Prime Minister Shinzo Abe risks triggering market turmoil should he fail to raise the consumption tax to 10 percent next year, his immediate predecessor warned.
The government needs to ride out the economic fallout from the first tax increase in April and then lift it further as stipulated by law, said Yoshihiko Noda, 57, a lawmaker in the opposition Democratic Party of Japan.
“If it doesn’t, it would imply that Japan’s fiscal management strategy will collapse, and the market perception risks are huge,” he said.
During his time as prime minister, Noda passed legislation to raise the sales tax in a bid to help contain the world’s highest national debt burden amid rising welfare costs and a rapidly aging population.

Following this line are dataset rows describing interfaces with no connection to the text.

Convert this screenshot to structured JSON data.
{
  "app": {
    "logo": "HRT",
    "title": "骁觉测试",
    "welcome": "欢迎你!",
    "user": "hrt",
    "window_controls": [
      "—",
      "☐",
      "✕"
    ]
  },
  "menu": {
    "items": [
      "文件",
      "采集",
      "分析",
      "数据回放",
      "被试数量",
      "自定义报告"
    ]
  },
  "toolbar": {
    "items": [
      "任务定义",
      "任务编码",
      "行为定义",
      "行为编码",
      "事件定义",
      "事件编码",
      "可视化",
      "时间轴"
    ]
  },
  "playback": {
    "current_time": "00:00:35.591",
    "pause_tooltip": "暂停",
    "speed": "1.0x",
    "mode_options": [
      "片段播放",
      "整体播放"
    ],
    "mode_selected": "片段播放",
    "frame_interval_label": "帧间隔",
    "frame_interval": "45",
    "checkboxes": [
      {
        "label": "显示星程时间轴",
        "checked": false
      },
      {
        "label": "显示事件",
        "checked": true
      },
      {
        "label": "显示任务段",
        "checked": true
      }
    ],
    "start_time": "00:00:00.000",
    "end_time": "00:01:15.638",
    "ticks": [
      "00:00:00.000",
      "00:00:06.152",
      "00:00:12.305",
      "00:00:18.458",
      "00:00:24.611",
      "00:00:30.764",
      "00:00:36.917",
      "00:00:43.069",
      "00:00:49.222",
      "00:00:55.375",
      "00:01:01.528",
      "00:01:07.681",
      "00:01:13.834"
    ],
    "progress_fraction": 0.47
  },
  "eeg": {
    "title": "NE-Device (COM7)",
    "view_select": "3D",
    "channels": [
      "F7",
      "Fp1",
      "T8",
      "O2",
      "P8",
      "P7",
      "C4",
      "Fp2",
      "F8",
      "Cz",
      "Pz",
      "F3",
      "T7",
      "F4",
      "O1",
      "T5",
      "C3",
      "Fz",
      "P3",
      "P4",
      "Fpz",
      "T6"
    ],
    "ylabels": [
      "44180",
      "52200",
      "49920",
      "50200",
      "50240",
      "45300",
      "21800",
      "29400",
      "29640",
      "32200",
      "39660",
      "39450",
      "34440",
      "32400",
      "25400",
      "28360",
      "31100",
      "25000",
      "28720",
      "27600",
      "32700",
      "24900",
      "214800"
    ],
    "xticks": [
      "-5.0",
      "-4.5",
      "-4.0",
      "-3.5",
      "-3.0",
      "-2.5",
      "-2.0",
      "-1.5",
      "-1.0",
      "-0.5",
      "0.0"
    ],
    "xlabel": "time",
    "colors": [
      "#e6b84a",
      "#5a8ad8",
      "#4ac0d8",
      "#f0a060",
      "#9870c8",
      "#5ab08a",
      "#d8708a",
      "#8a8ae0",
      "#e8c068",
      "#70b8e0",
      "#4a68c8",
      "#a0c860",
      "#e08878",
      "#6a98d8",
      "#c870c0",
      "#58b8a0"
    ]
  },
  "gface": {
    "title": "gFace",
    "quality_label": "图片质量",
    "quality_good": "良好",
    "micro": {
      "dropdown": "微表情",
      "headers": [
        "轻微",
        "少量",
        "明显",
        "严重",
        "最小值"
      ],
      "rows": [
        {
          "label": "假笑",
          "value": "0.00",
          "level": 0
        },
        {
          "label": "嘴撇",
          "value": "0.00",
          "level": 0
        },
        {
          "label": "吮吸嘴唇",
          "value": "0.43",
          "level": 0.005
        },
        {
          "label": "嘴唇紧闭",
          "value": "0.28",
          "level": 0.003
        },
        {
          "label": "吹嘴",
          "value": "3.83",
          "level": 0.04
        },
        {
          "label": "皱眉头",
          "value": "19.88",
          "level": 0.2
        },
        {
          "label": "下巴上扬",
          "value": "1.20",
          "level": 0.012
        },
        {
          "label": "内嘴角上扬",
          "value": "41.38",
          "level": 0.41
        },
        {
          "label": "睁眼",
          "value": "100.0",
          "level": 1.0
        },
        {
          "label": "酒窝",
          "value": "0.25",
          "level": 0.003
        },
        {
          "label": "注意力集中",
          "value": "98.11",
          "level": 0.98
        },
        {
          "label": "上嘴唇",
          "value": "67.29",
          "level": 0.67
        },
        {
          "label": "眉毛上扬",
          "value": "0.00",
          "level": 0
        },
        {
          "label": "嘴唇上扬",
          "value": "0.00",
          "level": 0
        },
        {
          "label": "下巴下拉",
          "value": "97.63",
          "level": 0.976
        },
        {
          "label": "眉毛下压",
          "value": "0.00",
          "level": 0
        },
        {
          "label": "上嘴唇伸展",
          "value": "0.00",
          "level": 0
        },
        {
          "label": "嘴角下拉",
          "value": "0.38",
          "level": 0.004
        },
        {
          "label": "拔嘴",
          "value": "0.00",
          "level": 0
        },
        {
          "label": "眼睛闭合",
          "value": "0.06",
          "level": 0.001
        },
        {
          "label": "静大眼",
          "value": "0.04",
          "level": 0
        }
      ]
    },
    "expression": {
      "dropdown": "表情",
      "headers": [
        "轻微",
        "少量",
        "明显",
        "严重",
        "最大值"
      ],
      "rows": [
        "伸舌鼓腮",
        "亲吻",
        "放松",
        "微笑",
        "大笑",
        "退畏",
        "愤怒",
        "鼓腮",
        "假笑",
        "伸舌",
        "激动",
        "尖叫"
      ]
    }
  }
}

While Abe has said will decide whether to proceed with the increase by the end of 2014 — basing his call on the country’s economic performance in the third quarter — Noda said he was concerned about the government’s resolve.
“What the government is saying is extremely neutral and such a position is a bit of a regression in terms of executing the law,” Noda said.
There’s a risk politicians will place a priority on the coming elections rather than considering future generations, he said.
It would only be economically acceptable to delay a further increase should a financial crisis ensue or the economy worsen next quarter, Noda said. “Giving up for other reasons would raise doubts about Japan’s stance on fiscal consolidation.”
Noda pushed through a Finance Ministry-backed bill in August 2012 to double the tax in two stages, from 5 percent. The legislation sparked a party revolt that led to more than 50 lawmakers to leave his Democratic Party of Japan. The move also contributed to his Lower House election defeat to Abe in December of the same year.
Abe decided last October to proceed with the hike to 8 percent after seeking opinions from 60 economists, business leaders and consumer advocates.